When another agent fails to report in, Chavali is sent on the mission to discover her fate. Ready or not, she saddles up for a new adventure with new dangers.
The search takes her to Ket, a coastal city slathered in mystery. There, she faces ghosts from her past and demons of her future as she seeks answers. All she seems to find are more questions.
Plague, murder, lies, espionage…this city harbours much more than meets the eye, and maybe too much to handle.
Excerpt from Harbinger:
Eldrack sat behind his desk, closing a folder and setting it aside. With lines in his face, comfortably worn clothing, and gray in his hair, he looked like what he was: a clerk of advanced years with adventures well behind him. His office suited him with small potted plants, books on shelves behind him, and worn, comfortable furniture. “Ah, Chavali.” He smiled at her and gestured to the chair across from him, then saw Harris. His smile didn’t falter and he showed no surprise at seeing the man. He gestured for Harris to sit in the chair beside hers. Lacing his hands together on his desk, he looked at her expectantly.
“The mission went smoothly.” Digging in her pack, she pulled out the wooden box with the roses and slid it across the desk to him. “This man and his companions were bandits. They tried to rob and kill us. He survived. I did not think it wise to turn him loose. He has an interesting and useful skill set, as well as a base of knowledge in certain unusual areas, and I thought perhaps he might be a valuable asset for us.”
Eldrack opened the lid of the box as she spoke, then shut it without touching the roses. His eyes flicked over Harris. “I see. What do you think of him otherwise?”
Chavali shrugged. “He has issues with authority not derived from fear and strength, but also a quick enough wit and knows better than to stab the hand that feeds him. He can be counted on to hold secrets close so long as he is treated fairly and fed well.”
Harris stared at her. “Uh, thank you?”
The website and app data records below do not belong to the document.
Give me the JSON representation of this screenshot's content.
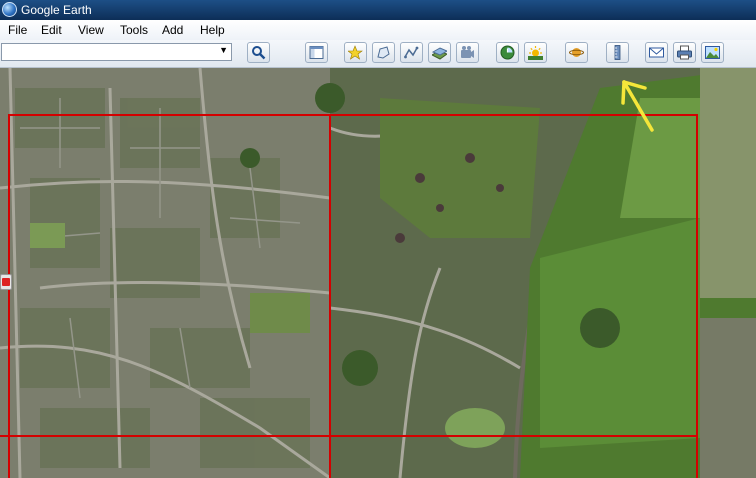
{
  "window": {
    "title": "Google Earth"
  },
  "menu": [
    "File",
    "Edit",
    "View",
    "Tools",
    "Add",
    "Help"
  ],
  "search": {
    "value": "",
    "placeholder": ""
  },
  "toolbar": {
    "icons": [
      "search-icon",
      "sidebar-icon",
      "placemark-icon",
      "polygon-icon",
      "path-icon",
      "image-overlay-icon",
      "record-tour-icon",
      "historical-imagery-icon",
      "sunlight-icon",
      "planets-icon",
      "ruler-icon",
      "email-icon",
      "print-icon",
      "save-image-icon"
    ]
  },
  "annotation": {
    "color": "#f5e63a",
    "points_to": "ruler-icon"
  },
  "overlay": {
    "grid_color": "#d40000",
    "rows": 2,
    "columns": 2
  }
}
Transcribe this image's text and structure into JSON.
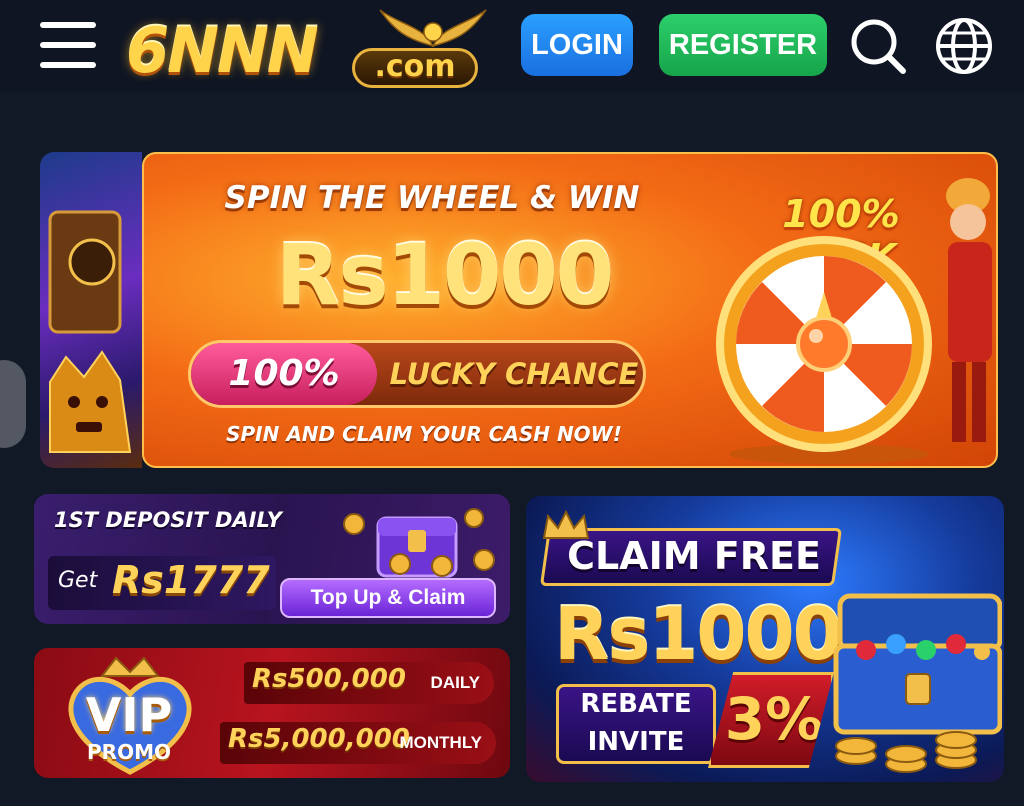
{
  "header": {
    "logo_text": "6NNN",
    "logo_suffix": ".com",
    "login_label": "LOGIN",
    "register_label": "REGISTER"
  },
  "hero": {
    "title": "SPIN THE WHEEL & WIN",
    "amount": "Rs1000",
    "lucky_percent": "100%",
    "lucky_label": "LUCKY CHANCE",
    "subtitle": "SPIN AND CLAIM YOUR CASH NOW!",
    "luck_label": "100% LUCK"
  },
  "deposit": {
    "title": "1ST DEPOSIT DAILY",
    "get_label": "Get",
    "amount": "Rs1777",
    "button_label": "Top Up & Claim"
  },
  "vip": {
    "badge_title": "VIP",
    "badge_subtitle": "PROMO",
    "daily_amount": "Rs500,000",
    "daily_label": "DAILY",
    "monthly_amount": "Rs5,000,000",
    "monthly_label": "MONTHLY"
  },
  "claim": {
    "title": "CLAIM FREE",
    "amount": "Rs1000",
    "rebate_label": "REBATE",
    "invite_label": "INVITE",
    "percent": "3%"
  },
  "colors": {
    "background": "#111826",
    "login": "#1a6fe0",
    "register": "#17a44a",
    "gold": "#ffd35a"
  },
  "icons": [
    "menu-icon",
    "search-icon",
    "globe-icon",
    "wings-icon",
    "wheel-icon",
    "chest-icon",
    "crown-icon"
  ]
}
Eldrack’s smile grew broader, and suggested he stifled down amusement. “I’ll take that to mean you feel her assessment is fair. I trust your judgment, Chavali. You can leave him here.”
Taking that as a dismissal, Chavali stood and nodded to him. She had nothing else to say and left the room, shutting the door behind herself. At the doorway to the stairs, she paused and looked up, then down. On the one hand, she could use a good meal. On the other, she wanted a bath and to go see her clan.
“Chavali! Welcome back.” Eliot came down the stairs in fresh, clean clothes. “We should spar.”
Her shoulders slumped. “Not now. I returned only minutes ago. Tomorrow.”
“Bah.” The short, slim man cuffed the air in front of her with a rough hand. “Do you expect your enemies to sit down and wait while you fill your belly and take a nap? Tired and cranky is the best time to practice what you already know.” He ignored the withering glare she gave him and grabbed her hand. “It’s good for the digestion you’ll do later, when you get a chance to eat.”
His thoughts informed her that if she didn’t cooperate, he’d follow her around until she gave in. “Fine, fine,” she snapped. He only wanted to help her protect herself. “At least go to my floor, so I have a short walk to my room when we are done.” So much for seeing the children today. She yanked her hand away and climbed the stairs to the tenth floor with him. “How long have you been lurking, waiting to ambush me?”
Eliot gave her his sly little smirk, the one that spoke of mischief. “One of the things I like the best about you is your ego.”